App and web page records:

□ □ □ □ □ □ □

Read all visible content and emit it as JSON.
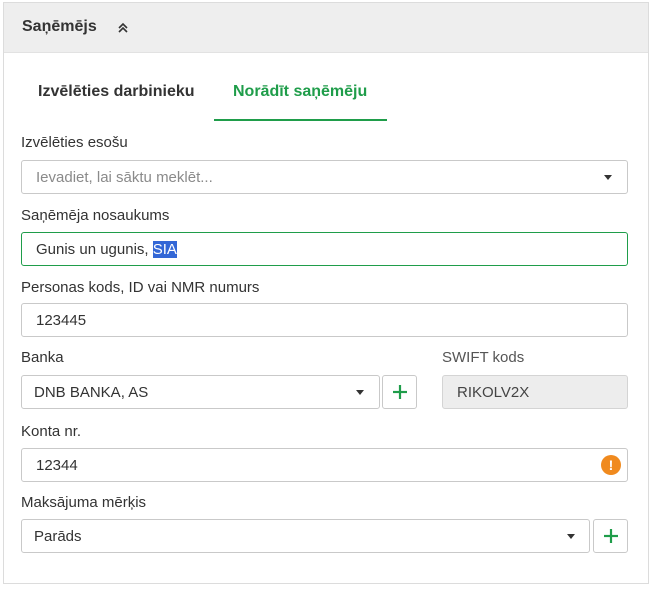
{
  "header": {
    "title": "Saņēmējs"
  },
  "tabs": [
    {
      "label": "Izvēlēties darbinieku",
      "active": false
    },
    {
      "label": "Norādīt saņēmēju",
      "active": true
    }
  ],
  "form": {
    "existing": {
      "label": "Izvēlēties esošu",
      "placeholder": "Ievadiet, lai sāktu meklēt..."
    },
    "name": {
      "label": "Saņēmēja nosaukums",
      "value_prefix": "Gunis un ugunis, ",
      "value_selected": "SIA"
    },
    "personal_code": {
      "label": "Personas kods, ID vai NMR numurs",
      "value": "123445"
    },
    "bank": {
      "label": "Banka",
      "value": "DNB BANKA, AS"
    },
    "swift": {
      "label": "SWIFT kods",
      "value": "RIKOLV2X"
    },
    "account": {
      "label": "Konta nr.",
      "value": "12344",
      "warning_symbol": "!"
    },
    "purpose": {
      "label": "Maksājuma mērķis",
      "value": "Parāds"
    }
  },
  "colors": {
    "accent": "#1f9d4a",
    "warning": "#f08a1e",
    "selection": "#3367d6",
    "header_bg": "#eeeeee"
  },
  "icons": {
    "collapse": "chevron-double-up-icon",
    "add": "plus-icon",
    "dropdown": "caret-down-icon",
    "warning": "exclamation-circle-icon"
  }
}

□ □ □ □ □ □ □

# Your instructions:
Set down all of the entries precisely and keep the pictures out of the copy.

# Output below:
Read all visible content and emit it as JSON.
{
  "header": {
    "title": "Saņēmējs"
  },
  "tabs": [
    {
      "label": "Izvēlēties darbinieku",
      "active": false
    },
    {
      "label": "Norādīt saņēmēju",
      "active": true
    }
  ],
  "form": {
    "existing": {
      "label": "Izvēlēties esošu",
      "placeholder": "Ievadiet, lai sāktu meklēt..."
    },
    "name": {
      "label": "Saņēmēja nosaukums",
      "value_prefix": "Gunis un ugunis, ",
      "value_selected": "SIA"
    },
    "personal_code": {
      "label": "Personas kods, ID vai NMR numurs",
      "value": "123445"
    },
    "bank": {
      "label": "Banka",
      "value": "DNB BANKA, AS"
    },
    "swift": {
      "label": "SWIFT kods",
      "value": "RIKOLV2X"
    },
    "account": {
      "label": "Konta nr.",
      "value": "12344",
      "warning_symbol": "!"
    },
    "purpose": {
      "label": "Maksājuma mērķis",
      "value": "Parāds"
    }
  },
  "colors": {
    "accent": "#1f9d4a",
    "warning": "#f08a1e",
    "selection": "#3367d6",
    "header_bg": "#eeeeee"
  },
  "icons": {
    "collapse": "chevron-double-up-icon",
    "add": "plus-icon",
    "dropdown": "caret-down-icon",
    "warning": "exclamation-circle-icon"
  }
}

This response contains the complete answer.